Find the string "JSON" in the data, then copy every line where it is found.
===== MATERIAL PROVIDED
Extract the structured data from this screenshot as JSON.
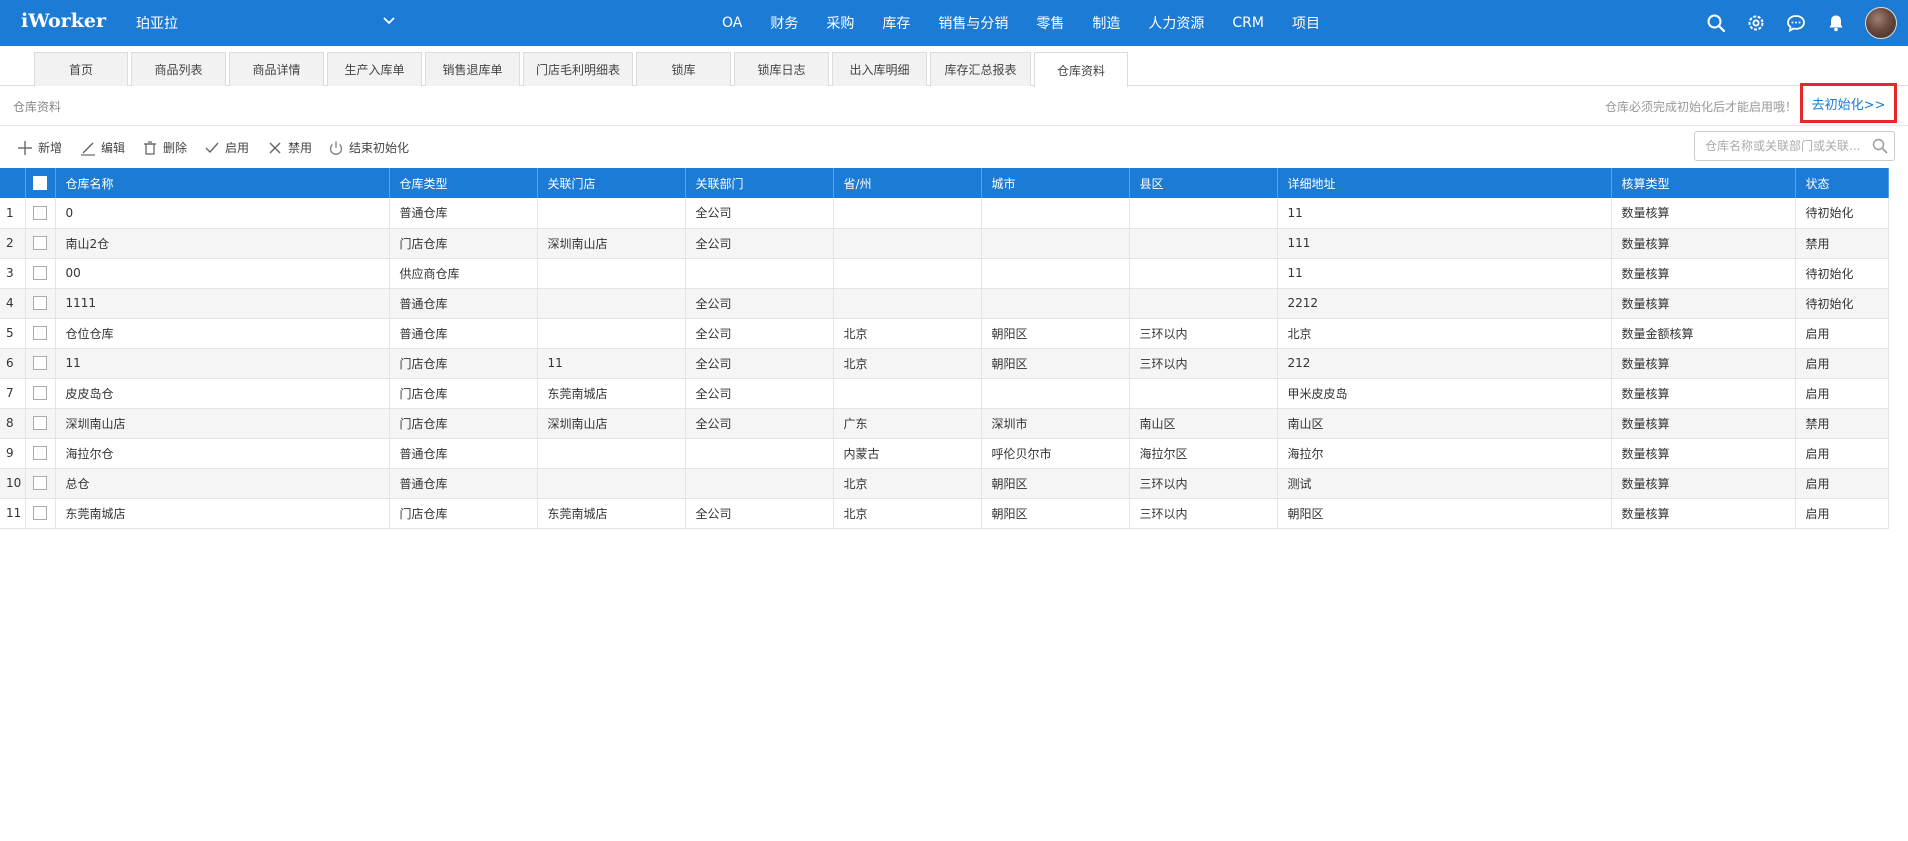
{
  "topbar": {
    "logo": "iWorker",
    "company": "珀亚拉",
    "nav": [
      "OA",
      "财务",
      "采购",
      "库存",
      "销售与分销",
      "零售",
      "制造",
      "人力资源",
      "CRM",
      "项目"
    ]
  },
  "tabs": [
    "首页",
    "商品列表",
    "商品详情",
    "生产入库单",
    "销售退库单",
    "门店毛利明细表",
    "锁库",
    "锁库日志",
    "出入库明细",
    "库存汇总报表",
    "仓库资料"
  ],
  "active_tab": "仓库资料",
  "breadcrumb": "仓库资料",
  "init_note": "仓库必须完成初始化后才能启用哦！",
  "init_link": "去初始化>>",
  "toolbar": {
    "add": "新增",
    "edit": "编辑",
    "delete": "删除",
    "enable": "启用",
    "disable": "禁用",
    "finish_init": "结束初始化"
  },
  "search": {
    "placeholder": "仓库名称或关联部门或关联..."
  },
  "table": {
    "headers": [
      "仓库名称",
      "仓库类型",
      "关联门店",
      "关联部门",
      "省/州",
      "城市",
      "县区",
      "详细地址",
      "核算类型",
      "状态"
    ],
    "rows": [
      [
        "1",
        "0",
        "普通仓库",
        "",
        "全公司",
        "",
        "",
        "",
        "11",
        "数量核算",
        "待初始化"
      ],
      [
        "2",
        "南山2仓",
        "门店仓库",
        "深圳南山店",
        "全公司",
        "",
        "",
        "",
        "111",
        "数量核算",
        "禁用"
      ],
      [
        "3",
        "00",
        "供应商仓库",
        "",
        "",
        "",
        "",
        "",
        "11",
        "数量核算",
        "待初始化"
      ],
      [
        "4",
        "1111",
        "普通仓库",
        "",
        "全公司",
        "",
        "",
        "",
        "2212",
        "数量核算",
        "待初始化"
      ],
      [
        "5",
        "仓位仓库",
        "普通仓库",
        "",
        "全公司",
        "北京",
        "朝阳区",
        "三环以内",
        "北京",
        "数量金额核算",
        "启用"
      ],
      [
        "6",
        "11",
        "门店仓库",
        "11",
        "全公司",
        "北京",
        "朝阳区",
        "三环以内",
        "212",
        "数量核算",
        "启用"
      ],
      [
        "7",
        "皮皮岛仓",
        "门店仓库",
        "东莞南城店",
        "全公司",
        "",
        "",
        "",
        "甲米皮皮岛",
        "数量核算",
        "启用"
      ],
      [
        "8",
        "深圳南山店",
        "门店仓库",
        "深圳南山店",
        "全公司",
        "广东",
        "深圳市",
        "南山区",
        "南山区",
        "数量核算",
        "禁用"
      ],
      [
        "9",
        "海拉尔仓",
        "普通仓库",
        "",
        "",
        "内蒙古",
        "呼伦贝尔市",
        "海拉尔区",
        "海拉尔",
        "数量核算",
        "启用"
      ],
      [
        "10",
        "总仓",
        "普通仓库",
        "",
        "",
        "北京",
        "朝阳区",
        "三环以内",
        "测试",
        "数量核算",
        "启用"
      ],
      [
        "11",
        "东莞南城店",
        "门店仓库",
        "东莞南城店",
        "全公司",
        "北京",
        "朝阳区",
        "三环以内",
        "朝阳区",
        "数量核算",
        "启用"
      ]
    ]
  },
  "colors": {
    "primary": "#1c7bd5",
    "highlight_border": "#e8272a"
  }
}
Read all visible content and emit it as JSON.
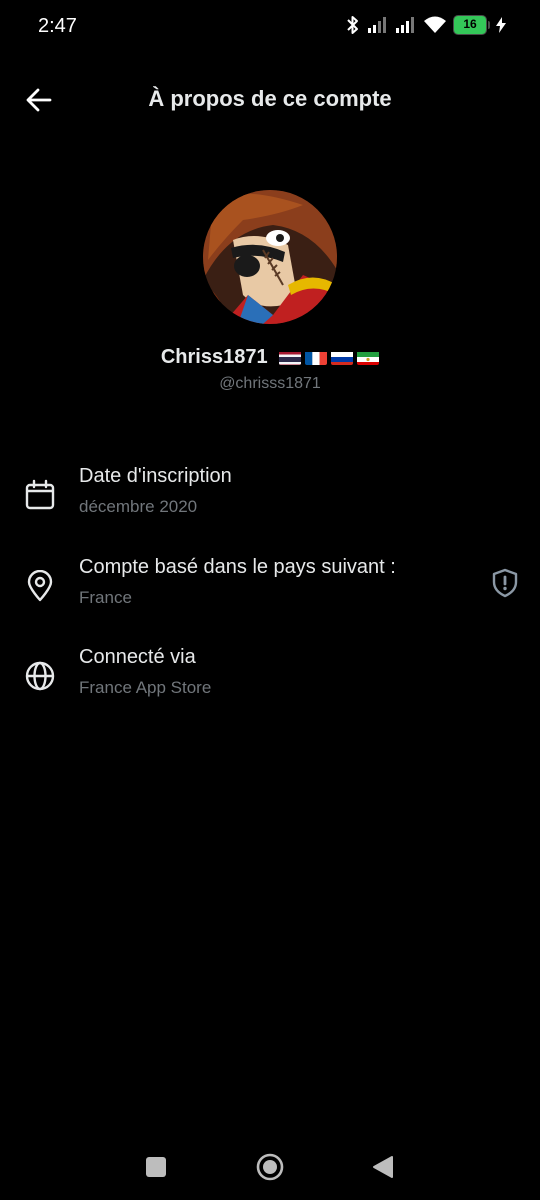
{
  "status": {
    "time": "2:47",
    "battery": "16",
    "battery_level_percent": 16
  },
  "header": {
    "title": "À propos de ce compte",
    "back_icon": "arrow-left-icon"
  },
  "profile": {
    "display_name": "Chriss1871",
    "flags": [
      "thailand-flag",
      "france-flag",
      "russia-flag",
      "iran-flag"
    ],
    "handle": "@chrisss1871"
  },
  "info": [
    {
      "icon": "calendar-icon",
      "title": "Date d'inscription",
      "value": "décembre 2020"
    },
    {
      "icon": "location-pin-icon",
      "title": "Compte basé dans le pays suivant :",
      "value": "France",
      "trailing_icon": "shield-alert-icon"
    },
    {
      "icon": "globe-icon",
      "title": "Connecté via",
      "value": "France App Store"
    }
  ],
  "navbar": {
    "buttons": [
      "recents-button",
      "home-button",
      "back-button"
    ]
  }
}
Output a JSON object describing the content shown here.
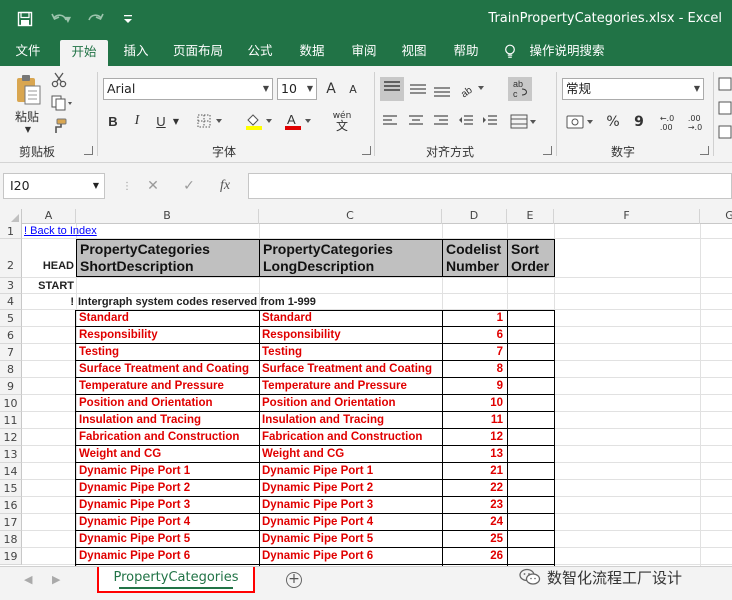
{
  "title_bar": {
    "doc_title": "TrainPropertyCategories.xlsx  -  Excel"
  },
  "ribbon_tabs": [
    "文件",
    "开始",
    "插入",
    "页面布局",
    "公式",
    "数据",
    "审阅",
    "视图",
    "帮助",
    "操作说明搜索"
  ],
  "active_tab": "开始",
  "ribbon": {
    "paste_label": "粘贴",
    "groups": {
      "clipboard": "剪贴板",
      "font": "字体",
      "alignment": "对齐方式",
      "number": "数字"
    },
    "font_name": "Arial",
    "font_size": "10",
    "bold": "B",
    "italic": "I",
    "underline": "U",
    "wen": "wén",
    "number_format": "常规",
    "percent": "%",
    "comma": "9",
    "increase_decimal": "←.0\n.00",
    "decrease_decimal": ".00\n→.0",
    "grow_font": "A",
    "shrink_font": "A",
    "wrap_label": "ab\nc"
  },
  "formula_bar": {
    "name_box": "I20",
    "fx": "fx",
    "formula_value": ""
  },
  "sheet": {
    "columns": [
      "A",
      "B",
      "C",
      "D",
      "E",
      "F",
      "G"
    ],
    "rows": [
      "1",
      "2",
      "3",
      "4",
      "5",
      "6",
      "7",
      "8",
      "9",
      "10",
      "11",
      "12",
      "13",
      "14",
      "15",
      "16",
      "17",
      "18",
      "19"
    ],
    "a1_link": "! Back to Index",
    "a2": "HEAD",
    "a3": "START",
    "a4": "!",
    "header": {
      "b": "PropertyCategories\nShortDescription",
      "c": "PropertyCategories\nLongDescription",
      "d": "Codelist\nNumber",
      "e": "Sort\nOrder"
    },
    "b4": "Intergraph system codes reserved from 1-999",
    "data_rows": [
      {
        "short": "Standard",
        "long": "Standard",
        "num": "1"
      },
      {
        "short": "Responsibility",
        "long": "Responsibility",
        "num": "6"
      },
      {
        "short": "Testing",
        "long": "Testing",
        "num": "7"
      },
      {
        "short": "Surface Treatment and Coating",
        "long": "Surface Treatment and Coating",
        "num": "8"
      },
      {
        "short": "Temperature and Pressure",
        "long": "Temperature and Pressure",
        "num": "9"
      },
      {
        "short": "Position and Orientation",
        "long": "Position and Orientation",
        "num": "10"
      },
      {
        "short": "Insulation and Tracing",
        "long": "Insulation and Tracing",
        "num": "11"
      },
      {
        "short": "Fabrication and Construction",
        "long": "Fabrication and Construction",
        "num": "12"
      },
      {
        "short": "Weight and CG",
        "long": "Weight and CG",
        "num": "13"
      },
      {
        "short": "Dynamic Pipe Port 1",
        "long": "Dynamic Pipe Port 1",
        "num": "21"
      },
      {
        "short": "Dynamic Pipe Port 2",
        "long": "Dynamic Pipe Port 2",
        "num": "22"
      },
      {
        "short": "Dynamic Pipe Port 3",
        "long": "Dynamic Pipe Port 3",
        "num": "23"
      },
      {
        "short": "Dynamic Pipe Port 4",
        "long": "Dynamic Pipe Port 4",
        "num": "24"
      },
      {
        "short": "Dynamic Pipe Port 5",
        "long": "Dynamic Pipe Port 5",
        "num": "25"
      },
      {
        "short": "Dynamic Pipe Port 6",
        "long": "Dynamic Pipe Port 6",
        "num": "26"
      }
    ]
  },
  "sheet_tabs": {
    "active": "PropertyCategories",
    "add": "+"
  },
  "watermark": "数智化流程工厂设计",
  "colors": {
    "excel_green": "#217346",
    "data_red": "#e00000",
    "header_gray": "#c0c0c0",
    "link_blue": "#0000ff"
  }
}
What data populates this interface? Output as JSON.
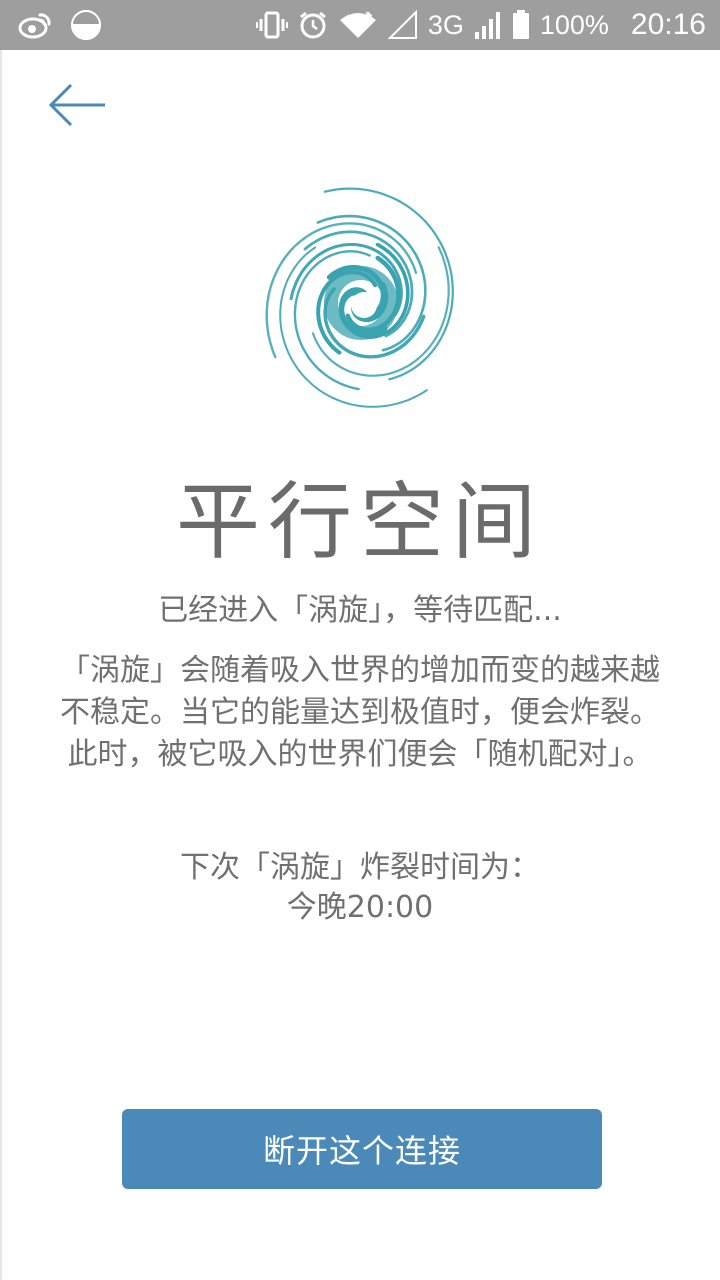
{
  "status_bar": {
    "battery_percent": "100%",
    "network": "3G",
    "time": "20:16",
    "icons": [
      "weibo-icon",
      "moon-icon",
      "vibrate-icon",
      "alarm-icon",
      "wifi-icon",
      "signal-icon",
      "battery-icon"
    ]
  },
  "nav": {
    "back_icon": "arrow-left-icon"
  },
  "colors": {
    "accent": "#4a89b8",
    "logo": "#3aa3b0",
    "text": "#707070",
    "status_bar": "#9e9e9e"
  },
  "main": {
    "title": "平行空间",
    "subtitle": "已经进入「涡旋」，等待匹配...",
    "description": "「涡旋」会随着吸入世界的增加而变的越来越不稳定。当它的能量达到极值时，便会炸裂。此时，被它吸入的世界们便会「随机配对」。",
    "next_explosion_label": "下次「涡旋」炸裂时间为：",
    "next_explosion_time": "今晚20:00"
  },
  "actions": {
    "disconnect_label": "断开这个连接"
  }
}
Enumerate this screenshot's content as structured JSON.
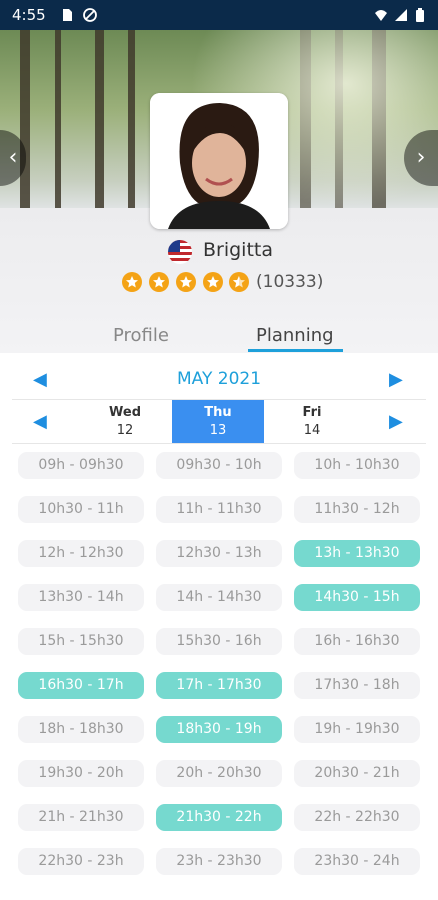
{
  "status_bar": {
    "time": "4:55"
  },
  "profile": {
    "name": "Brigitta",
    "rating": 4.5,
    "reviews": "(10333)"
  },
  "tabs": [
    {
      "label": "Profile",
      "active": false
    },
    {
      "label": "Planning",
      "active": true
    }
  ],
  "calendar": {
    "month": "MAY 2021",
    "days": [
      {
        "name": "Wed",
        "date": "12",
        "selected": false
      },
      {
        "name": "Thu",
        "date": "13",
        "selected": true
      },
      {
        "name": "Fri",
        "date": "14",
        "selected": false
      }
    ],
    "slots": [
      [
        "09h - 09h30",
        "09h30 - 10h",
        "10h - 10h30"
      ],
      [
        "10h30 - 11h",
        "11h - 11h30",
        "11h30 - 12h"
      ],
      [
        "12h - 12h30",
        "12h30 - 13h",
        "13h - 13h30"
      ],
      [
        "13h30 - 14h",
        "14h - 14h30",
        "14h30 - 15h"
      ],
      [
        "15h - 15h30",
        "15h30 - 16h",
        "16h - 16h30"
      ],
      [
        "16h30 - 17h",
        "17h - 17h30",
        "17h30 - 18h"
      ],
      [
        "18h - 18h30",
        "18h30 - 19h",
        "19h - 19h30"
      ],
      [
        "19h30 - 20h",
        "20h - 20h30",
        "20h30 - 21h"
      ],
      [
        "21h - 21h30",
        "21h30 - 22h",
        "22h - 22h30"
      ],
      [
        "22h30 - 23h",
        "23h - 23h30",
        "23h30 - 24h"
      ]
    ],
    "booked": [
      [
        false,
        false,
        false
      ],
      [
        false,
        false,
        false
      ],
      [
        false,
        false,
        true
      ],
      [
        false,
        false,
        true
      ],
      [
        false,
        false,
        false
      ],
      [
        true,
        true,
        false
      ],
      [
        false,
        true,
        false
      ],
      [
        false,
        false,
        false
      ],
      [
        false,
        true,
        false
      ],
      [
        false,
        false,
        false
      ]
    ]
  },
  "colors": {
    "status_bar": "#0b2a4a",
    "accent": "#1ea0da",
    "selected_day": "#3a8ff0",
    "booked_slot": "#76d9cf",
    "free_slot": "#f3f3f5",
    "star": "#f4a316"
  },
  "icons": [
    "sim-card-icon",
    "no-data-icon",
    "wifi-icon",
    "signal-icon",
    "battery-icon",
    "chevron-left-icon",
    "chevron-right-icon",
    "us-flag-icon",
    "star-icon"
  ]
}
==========
• _PROBLEM SOLUTION_:
Extract the structured data from this screenshot as JSON.
Read all visible content and emit it as JSON.
Output a JSON object describing the content shown here.
What data populates this interface? Output as JSON.
Enumerate this screenshot's content as structured JSON.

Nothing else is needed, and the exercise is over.